* _Data shown_:
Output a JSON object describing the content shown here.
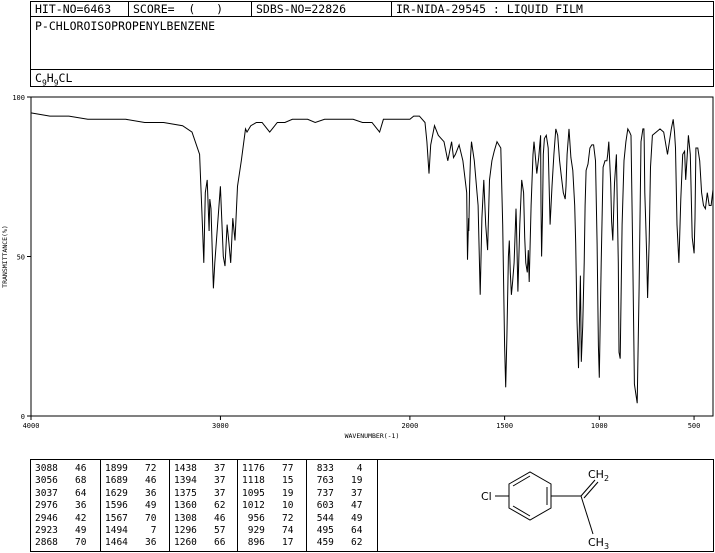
{
  "header": {
    "hit_no": "HIT-NO=6463",
    "score": "SCORE=  (   )",
    "sdbs_no": "SDBS-NO=22826",
    "ir_info": "IR-NIDA-29545 : LIQUID FILM"
  },
  "compound": {
    "name": "P-CHLOROISOPROPENYLBENZENE",
    "formula_parts": [
      "C",
      "9",
      "H",
      "9",
      "CL"
    ]
  },
  "chart_data": {
    "type": "line",
    "xlabel": "WAVENUMBER(-1)",
    "ylabel": "TRANSMITTANCE(%)",
    "xlim": [
      4000,
      400
    ],
    "ylim": [
      0,
      100
    ],
    "x_ticks": [
      4000,
      3000,
      2000,
      1500,
      1000,
      500
    ],
    "y_ticks": [
      0,
      50,
      100
    ],
    "grid": false,
    "series": [
      {
        "x": [
          4000,
          3900,
          3800,
          3700,
          3600,
          3500,
          3400,
          3300,
          3200,
          3150,
          3110,
          3095,
          3088,
          3080,
          3070,
          3060,
          3056,
          3050,
          3040,
          3037,
          3030,
          3015,
          3000,
          2985,
          2976,
          2965,
          2955,
          2946,
          2935,
          2923,
          2910,
          2890,
          2868,
          2860,
          2840,
          2810,
          2780,
          2740,
          2700,
          2660,
          2620,
          2580,
          2540,
          2500,
          2450,
          2400,
          2350,
          2300,
          2250,
          2200,
          2160,
          2140,
          2100,
          2050,
          2000,
          1980,
          1950,
          1920,
          1910,
          1899,
          1890,
          1870,
          1850,
          1820,
          1800,
          1790,
          1780,
          1770,
          1760,
          1740,
          1720,
          1700,
          1696,
          1690,
          1689,
          1685,
          1680,
          1675,
          1660,
          1640,
          1629,
          1620,
          1610,
          1600,
          1590,
          1580,
          1567,
          1555,
          1540,
          1520,
          1510,
          1500,
          1494,
          1488,
          1480,
          1475,
          1470,
          1464,
          1458,
          1450,
          1440,
          1438,
          1430,
          1420,
          1410,
          1400,
          1394,
          1388,
          1380,
          1375,
          1370,
          1360,
          1350,
          1345,
          1340,
          1330,
          1320,
          1310,
          1308,
          1305,
          1300,
          1296,
          1290,
          1280,
          1270,
          1260,
          1250,
          1240,
          1230,
          1220,
          1210,
          1200,
          1190,
          1180,
          1176,
          1170,
          1160,
          1150,
          1140,
          1130,
          1125,
          1118,
          1110,
          1100,
          1095,
          1088,
          1080,
          1075,
          1070,
          1060,
          1050,
          1040,
          1030,
          1020,
          1012,
          1005,
          1000,
          990,
          980,
          970,
          960,
          956,
          950,
          940,
          935,
          929,
          920,
          910,
          900,
          896,
          890,
          880,
          870,
          860,
          850,
          840,
          833,
          825,
          815,
          800,
          790,
          780,
          770,
          765,
          763,
          760,
          755,
          750,
          745,
          737,
          730,
          720,
          700,
          680,
          660,
          640,
          620,
          610,
          603,
          598,
          590,
          580,
          570,
          560,
          550,
          544,
          538,
          530,
          520,
          510,
          500,
          495,
          490,
          480,
          470,
          460,
          450,
          440,
          430,
          420,
          410,
          400
        ],
        "y": [
          95,
          94,
          94,
          93,
          93,
          93,
          92,
          92,
          91,
          89,
          82,
          60,
          48,
          70,
          74,
          58,
          68,
          65,
          45,
          40,
          48,
          60,
          72,
          50,
          47,
          60,
          54,
          48,
          62,
          55,
          72,
          80,
          90,
          89,
          91,
          92,
          92,
          89,
          92,
          92,
          93,
          93,
          93,
          92,
          93,
          93,
          93,
          93,
          92,
          92,
          89,
          93,
          93,
          93,
          93,
          94,
          94,
          92,
          86,
          76,
          85,
          91,
          88,
          86,
          80,
          83,
          86,
          81,
          82,
          85,
          80,
          70,
          49,
          62,
          58,
          72,
          81,
          86,
          80,
          66,
          38,
          62,
          74,
          60,
          52,
          74,
          80,
          83,
          86,
          84,
          60,
          22,
          9,
          25,
          50,
          55,
          45,
          38,
          42,
          48,
          65,
          61,
          39,
          60,
          74,
          70,
          56,
          48,
          45,
          52,
          42,
          66,
          82,
          86,
          83,
          76,
          81,
          88,
          66,
          50,
          63,
          82,
          87,
          88,
          84,
          60,
          72,
          82,
          90,
          88,
          80,
          75,
          70,
          68,
          72,
          82,
          90,
          81,
          77,
          66,
          54,
          30,
          15,
          44,
          17,
          28,
          48,
          66,
          77,
          79,
          84,
          85,
          85,
          80,
          54,
          22,
          12,
          48,
          78,
          80,
          80,
          82,
          86,
          73,
          61,
          55,
          73,
          82,
          48,
          20,
          18,
          60,
          80,
          86,
          90,
          89,
          88,
          56,
          10,
          4,
          40,
          86,
          90,
          90,
          86,
          70,
          61,
          50,
          37,
          55,
          78,
          88,
          89,
          90,
          89,
          82,
          90,
          93,
          89,
          84,
          60,
          48,
          68,
          82,
          83,
          74,
          80,
          88,
          82,
          56,
          51,
          62,
          84,
          84,
          80,
          70,
          66,
          65,
          70,
          66,
          66,
          71
        ]
      }
    ],
    "peak_table": [
      [
        3088,
        46
      ],
      [
        3056,
        68
      ],
      [
        3037,
        64
      ],
      [
        2976,
        36
      ],
      [
        2946,
        42
      ],
      [
        2923,
        49
      ],
      [
        2868,
        70
      ],
      [
        1899,
        72
      ],
      [
        1689,
        46
      ],
      [
        1629,
        36
      ],
      [
        1596,
        49
      ],
      [
        1567,
        70
      ],
      [
        1494,
        7
      ],
      [
        1464,
        36
      ],
      [
        1438,
        37
      ],
      [
        1394,
        37
      ],
      [
        1375,
        37
      ],
      [
        1360,
        62
      ],
      [
        1308,
        46
      ],
      [
        1296,
        57
      ],
      [
        1260,
        66
      ],
      [
        1176,
        77
      ],
      [
        1118,
        15
      ],
      [
        1095,
        19
      ],
      [
        1012,
        10
      ],
      [
        956,
        72
      ],
      [
        929,
        74
      ],
      [
        896,
        17
      ],
      [
        833,
        4
      ],
      [
        763,
        19
      ],
      [
        737,
        37
      ],
      [
        603,
        47
      ],
      [
        544,
        49
      ],
      [
        495,
        64
      ],
      [
        459,
        62
      ]
    ]
  },
  "structure": {
    "left_label": "Cl",
    "top_label": "CH2",
    "bottom_label": "CH3"
  }
}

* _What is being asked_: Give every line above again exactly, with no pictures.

* _Result_:
Output a JSON object describing the content shown here.
{
  "header": {
    "hit_no": "HIT-NO=6463",
    "score": "SCORE=  (   )",
    "sdbs_no": "SDBS-NO=22826",
    "ir_info": "IR-NIDA-29545 : LIQUID FILM"
  },
  "compound": {
    "name": "P-CHLOROISOPROPENYLBENZENE",
    "formula_parts": [
      "C",
      "9",
      "H",
      "9",
      "CL"
    ]
  },
  "chart_data": {
    "type": "line",
    "xlabel": "WAVENUMBER(-1)",
    "ylabel": "TRANSMITTANCE(%)",
    "xlim": [
      4000,
      400
    ],
    "ylim": [
      0,
      100
    ],
    "x_ticks": [
      4000,
      3000,
      2000,
      1500,
      1000,
      500
    ],
    "y_ticks": [
      0,
      50,
      100
    ],
    "grid": false,
    "series": [
      {
        "x": [
          4000,
          3900,
          3800,
          3700,
          3600,
          3500,
          3400,
          3300,
          3200,
          3150,
          3110,
          3095,
          3088,
          3080,
          3070,
          3060,
          3056,
          3050,
          3040,
          3037,
          3030,
          3015,
          3000,
          2985,
          2976,
          2965,
          2955,
          2946,
          2935,
          2923,
          2910,
          2890,
          2868,
          2860,
          2840,
          2810,
          2780,
          2740,
          2700,
          2660,
          2620,
          2580,
          2540,
          2500,
          2450,
          2400,
          2350,
          2300,
          2250,
          2200,
          2160,
          2140,
          2100,
          2050,
          2000,
          1980,
          1950,
          1920,
          1910,
          1899,
          1890,
          1870,
          1850,
          1820,
          1800,
          1790,
          1780,
          1770,
          1760,
          1740,
          1720,
          1700,
          1696,
          1690,
          1689,
          1685,
          1680,
          1675,
          1660,
          1640,
          1629,
          1620,
          1610,
          1600,
          1590,
          1580,
          1567,
          1555,
          1540,
          1520,
          1510,
          1500,
          1494,
          1488,
          1480,
          1475,
          1470,
          1464,
          1458,
          1450,
          1440,
          1438,
          1430,
          1420,
          1410,
          1400,
          1394,
          1388,
          1380,
          1375,
          1370,
          1360,
          1350,
          1345,
          1340,
          1330,
          1320,
          1310,
          1308,
          1305,
          1300,
          1296,
          1290,
          1280,
          1270,
          1260,
          1250,
          1240,
          1230,
          1220,
          1210,
          1200,
          1190,
          1180,
          1176,
          1170,
          1160,
          1150,
          1140,
          1130,
          1125,
          1118,
          1110,
          1100,
          1095,
          1088,
          1080,
          1075,
          1070,
          1060,
          1050,
          1040,
          1030,
          1020,
          1012,
          1005,
          1000,
          990,
          980,
          970,
          960,
          956,
          950,
          940,
          935,
          929,
          920,
          910,
          900,
          896,
          890,
          880,
          870,
          860,
          850,
          840,
          833,
          825,
          815,
          800,
          790,
          780,
          770,
          765,
          763,
          760,
          755,
          750,
          745,
          737,
          730,
          720,
          700,
          680,
          660,
          640,
          620,
          610,
          603,
          598,
          590,
          580,
          570,
          560,
          550,
          544,
          538,
          530,
          520,
          510,
          500,
          495,
          490,
          480,
          470,
          460,
          450,
          440,
          430,
          420,
          410,
          400
        ],
        "y": [
          95,
          94,
          94,
          93,
          93,
          93,
          92,
          92,
          91,
          89,
          82,
          60,
          48,
          70,
          74,
          58,
          68,
          65,
          45,
          40,
          48,
          60,
          72,
          50,
          47,
          60,
          54,
          48,
          62,
          55,
          72,
          80,
          90,
          89,
          91,
          92,
          92,
          89,
          92,
          92,
          93,
          93,
          93,
          92,
          93,
          93,
          93,
          93,
          92,
          92,
          89,
          93,
          93,
          93,
          93,
          94,
          94,
          92,
          86,
          76,
          85,
          91,
          88,
          86,
          80,
          83,
          86,
          81,
          82,
          85,
          80,
          70,
          49,
          62,
          58,
          72,
          81,
          86,
          80,
          66,
          38,
          62,
          74,
          60,
          52,
          74,
          80,
          83,
          86,
          84,
          60,
          22,
          9,
          25,
          50,
          55,
          45,
          38,
          42,
          48,
          65,
          61,
          39,
          60,
          74,
          70,
          56,
          48,
          45,
          52,
          42,
          66,
          82,
          86,
          83,
          76,
          81,
          88,
          66,
          50,
          63,
          82,
          87,
          88,
          84,
          60,
          72,
          82,
          90,
          88,
          80,
          75,
          70,
          68,
          72,
          82,
          90,
          81,
          77,
          66,
          54,
          30,
          15,
          44,
          17,
          28,
          48,
          66,
          77,
          79,
          84,
          85,
          85,
          80,
          54,
          22,
          12,
          48,
          78,
          80,
          80,
          82,
          86,
          73,
          61,
          55,
          73,
          82,
          48,
          20,
          18,
          60,
          80,
          86,
          90,
          89,
          88,
          56,
          10,
          4,
          40,
          86,
          90,
          90,
          86,
          70,
          61,
          50,
          37,
          55,
          78,
          88,
          89,
          90,
          89,
          82,
          90,
          93,
          89,
          84,
          60,
          48,
          68,
          82,
          83,
          74,
          80,
          88,
          82,
          56,
          51,
          62,
          84,
          84,
          80,
          70,
          66,
          65,
          70,
          66,
          66,
          71
        ]
      }
    ],
    "peak_table": [
      [
        3088,
        46
      ],
      [
        3056,
        68
      ],
      [
        3037,
        64
      ],
      [
        2976,
        36
      ],
      [
        2946,
        42
      ],
      [
        2923,
        49
      ],
      [
        2868,
        70
      ],
      [
        1899,
        72
      ],
      [
        1689,
        46
      ],
      [
        1629,
        36
      ],
      [
        1596,
        49
      ],
      [
        1567,
        70
      ],
      [
        1494,
        7
      ],
      [
        1464,
        36
      ],
      [
        1438,
        37
      ],
      [
        1394,
        37
      ],
      [
        1375,
        37
      ],
      [
        1360,
        62
      ],
      [
        1308,
        46
      ],
      [
        1296,
        57
      ],
      [
        1260,
        66
      ],
      [
        1176,
        77
      ],
      [
        1118,
        15
      ],
      [
        1095,
        19
      ],
      [
        1012,
        10
      ],
      [
        956,
        72
      ],
      [
        929,
        74
      ],
      [
        896,
        17
      ],
      [
        833,
        4
      ],
      [
        763,
        19
      ],
      [
        737,
        37
      ],
      [
        603,
        47
      ],
      [
        544,
        49
      ],
      [
        495,
        64
      ],
      [
        459,
        62
      ]
    ]
  },
  "structure": {
    "left_label": "Cl",
    "top_label": "CH2",
    "bottom_label": "CH3"
  }
}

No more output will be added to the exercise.